  7. Nev. Rev. Stat. § 111.671.
  8. See Nev. Rev. Stat., Chap. 145: Summary Administration of Estates.
  9. Nev. Rev. Stat. § 111.699.
  10. Nev. Rev. Stat. § 111.699.
  11. Nev. Rev. Stat. § 111.699.
  12. Nev. Rev. Stat. § 111.699; See Nev. Rev. Stat. § 375.060.
  13. Nev. Rev. Stat. § 111.669.
  14. See, e.g., Nev. Rev. Stat. § 111.721, Nev. Rev. Stat. § 111.729, Nev. Rev. Stat. § 111.751.
  15. Nev. Rev. Stat. § 482.247.
  16. Nev. Rev. Stat. § 111.677(1).
  17. Nev. Rev. Stat. § 111.685(1) and (2).
  18. Nev. Rev. Stat. § 111.685(3) and (5).
  19. Nev. Rev. Stat. § 111.685(7).
  20. Nev. Rev. Stat. § 111.697.
  21. Nev. Rev. Stat. § 111.697.
  22. Nev. Rev. Stat. § 111.677(2).
  23. Nev. Rev. Stat. § 111.677(1).
  24. Nev. Rev. Stat. § 111.697.
  25. See Nev. Rev. Stat. § 133.120.
  26. Nev. Rev. Stat. § 111.671.
  27. Nev. Rev. Stat. § 111.699.
  28. Nev. Rev. Stat. § 111.781.
  29. Nev. Rev. Stat. § 41B.200; Nev. Rev. Stat. § 111.773.
  30. Nev. Rev. Stat. § 111.691.
  31. Nev. Rev. Stat. § 111.689(1).
  32. Nev. Rev. Stat. § 111.687.
  33. Nev. Rev. Stat. § § 120.100, et seq.; see Nev. Rev. Stat. § 111.687.
  34. Nev. Rev. Stat. § § 111.671.
  35. Nev. Rev. Stat. § 111.673.
  36. Nev. Rev. Stat. § 111.675.
  37. Nev. Rev. Stat. § 111.060.
  38. Nev. Rev. Stat. § 111.671.
  39. Nev. Rev. Stat. § 111.065, Nev. Rev. Stat. § 111.675.
  40. Nev. Rev. Stat. § 111.675(1).
  41. Nev. Rev. Stat. § 111.675(2).

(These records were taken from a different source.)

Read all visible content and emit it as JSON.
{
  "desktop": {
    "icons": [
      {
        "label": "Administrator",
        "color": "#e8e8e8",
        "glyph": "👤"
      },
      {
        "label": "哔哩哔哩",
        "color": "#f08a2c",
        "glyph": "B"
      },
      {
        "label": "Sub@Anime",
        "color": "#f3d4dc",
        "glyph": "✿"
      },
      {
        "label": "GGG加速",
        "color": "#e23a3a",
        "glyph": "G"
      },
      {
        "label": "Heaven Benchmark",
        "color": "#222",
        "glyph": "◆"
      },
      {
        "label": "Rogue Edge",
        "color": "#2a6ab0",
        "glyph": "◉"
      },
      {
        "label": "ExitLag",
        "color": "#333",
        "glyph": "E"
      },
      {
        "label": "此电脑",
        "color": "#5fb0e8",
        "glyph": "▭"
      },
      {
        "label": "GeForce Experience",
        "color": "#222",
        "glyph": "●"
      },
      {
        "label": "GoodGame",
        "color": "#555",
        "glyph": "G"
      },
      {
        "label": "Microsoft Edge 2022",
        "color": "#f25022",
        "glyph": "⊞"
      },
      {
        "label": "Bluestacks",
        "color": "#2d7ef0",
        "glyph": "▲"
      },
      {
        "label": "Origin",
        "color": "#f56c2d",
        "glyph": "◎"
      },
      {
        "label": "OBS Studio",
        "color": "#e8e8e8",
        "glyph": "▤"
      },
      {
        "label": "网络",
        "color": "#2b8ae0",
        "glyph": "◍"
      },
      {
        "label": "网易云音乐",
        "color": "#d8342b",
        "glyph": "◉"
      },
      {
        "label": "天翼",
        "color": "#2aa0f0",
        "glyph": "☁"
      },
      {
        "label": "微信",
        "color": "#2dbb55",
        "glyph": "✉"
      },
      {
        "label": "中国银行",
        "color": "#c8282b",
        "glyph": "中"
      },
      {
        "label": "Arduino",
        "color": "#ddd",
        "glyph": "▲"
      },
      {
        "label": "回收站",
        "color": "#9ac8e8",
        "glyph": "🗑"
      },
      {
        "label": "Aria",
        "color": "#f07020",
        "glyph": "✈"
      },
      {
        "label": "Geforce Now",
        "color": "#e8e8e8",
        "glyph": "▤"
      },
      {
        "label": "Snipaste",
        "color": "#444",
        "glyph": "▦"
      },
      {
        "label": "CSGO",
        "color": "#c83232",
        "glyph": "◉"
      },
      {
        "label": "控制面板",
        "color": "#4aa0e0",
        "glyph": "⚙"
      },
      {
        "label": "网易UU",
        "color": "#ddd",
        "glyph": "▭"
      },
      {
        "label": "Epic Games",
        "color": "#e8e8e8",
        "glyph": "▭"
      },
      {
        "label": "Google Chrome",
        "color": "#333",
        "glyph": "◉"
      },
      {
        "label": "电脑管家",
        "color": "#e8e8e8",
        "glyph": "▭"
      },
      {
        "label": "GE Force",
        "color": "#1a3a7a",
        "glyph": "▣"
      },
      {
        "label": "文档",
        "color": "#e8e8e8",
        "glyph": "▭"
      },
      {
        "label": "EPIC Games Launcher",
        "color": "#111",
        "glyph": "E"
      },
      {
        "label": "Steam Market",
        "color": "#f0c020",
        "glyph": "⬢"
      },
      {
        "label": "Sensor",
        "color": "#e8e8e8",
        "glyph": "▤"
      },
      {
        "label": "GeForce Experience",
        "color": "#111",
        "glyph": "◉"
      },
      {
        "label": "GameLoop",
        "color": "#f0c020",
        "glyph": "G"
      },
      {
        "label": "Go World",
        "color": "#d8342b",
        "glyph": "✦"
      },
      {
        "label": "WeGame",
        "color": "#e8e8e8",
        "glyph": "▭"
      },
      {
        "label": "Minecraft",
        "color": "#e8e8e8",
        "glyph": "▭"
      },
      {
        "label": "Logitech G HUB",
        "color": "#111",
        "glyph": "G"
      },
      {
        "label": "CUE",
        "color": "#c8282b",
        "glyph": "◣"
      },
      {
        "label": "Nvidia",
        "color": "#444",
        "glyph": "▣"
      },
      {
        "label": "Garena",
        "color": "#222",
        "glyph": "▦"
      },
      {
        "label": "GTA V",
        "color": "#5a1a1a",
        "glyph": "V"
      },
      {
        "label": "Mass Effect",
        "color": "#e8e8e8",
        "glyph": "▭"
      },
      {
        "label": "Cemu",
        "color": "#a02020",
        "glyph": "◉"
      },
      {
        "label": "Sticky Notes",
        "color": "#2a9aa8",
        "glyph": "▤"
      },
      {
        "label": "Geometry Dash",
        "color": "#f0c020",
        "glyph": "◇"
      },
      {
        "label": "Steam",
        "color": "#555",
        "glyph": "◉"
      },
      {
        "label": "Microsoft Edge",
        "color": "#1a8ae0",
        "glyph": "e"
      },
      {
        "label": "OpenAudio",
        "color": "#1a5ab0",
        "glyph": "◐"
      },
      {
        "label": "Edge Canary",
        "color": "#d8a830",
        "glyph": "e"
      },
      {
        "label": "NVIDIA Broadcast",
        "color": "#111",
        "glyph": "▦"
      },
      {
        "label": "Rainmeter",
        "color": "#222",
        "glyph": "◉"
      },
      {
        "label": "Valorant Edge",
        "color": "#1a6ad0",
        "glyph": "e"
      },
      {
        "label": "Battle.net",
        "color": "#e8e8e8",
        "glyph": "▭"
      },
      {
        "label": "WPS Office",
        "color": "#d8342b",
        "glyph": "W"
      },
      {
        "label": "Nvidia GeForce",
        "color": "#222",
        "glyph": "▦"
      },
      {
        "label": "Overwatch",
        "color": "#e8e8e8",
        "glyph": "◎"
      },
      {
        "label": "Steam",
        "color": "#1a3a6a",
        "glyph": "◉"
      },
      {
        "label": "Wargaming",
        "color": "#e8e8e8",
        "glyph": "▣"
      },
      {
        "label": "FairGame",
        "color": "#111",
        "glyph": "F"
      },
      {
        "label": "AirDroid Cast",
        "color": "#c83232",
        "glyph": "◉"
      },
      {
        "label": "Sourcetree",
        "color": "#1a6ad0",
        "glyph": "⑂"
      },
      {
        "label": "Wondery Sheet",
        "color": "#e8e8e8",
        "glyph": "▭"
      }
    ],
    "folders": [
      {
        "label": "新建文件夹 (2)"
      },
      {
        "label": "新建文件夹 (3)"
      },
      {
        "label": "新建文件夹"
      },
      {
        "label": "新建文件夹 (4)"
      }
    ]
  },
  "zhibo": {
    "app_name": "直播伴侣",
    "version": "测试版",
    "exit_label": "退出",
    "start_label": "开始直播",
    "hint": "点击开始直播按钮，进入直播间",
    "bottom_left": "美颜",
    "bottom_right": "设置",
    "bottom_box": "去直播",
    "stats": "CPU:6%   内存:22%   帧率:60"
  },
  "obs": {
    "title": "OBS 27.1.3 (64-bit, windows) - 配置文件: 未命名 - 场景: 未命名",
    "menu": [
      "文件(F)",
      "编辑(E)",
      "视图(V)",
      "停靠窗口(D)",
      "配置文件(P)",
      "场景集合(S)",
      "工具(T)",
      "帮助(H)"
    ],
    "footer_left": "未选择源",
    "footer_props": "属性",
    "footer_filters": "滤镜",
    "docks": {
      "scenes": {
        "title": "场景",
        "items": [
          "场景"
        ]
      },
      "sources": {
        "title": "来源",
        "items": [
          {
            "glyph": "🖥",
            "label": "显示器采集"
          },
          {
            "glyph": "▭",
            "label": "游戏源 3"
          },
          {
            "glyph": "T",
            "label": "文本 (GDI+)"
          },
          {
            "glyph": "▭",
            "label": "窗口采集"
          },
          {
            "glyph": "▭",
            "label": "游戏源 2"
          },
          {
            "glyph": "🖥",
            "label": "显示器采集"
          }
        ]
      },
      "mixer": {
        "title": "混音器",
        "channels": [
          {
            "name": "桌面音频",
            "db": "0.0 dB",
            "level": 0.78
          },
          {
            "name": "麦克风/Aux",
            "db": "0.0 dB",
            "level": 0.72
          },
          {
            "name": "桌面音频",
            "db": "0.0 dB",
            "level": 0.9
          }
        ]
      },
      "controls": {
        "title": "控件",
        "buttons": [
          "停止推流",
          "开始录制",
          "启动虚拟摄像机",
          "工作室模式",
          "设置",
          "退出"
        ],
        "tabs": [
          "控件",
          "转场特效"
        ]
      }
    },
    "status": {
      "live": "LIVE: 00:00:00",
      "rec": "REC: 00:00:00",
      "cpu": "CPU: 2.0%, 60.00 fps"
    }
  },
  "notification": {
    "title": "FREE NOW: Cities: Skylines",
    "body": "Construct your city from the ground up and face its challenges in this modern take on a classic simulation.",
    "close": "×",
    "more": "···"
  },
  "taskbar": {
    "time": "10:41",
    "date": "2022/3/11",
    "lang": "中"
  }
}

  42. Nev. Rev. Stat. § 111.767.
  43. Nev. Rev. Stat. § 111.671.
  44. See Nev. Rev. Stat. § 111.767(4) and (5).
  45. Nev. Rev. Stat. § 111.683(1).
  46. Nev. Rev. Stat. § 111.699.
  47. Nev. Rev. Stat. § 111.687.
  48. Nev. Rev. Stat. § 111.685(4).
  49. 12 USC 1701j-3(d).
  50. 12 USC 1701j-3(d)(5).
  51. Nev. Rev. Stat. § 111.691.
  52. Nev. Rev. Stat. § 111.681.
  53. Nev. Rev. Stat. § 111.681.
  54. Nev. Rev. Stat. § 111.681.
  55. Nev. Rev. Stat. § 111.695.
  56. Nev. Rev. Stat. § 111.681.
  57. Nev. Rev. Stat. § 111.679.
  58. Nev. Rev. Stat. § 133.020.
  59. Nev. Rev. Stat. § 111.775.
  60. Nev. Rev. Stat. § 111.695.
  61. See Nev. Rev. Stat. § 111.695.
  62. Nev. Rev. Stat. § 111.695.
  63. Nev. Rev. Stat. §§ 111.681(2).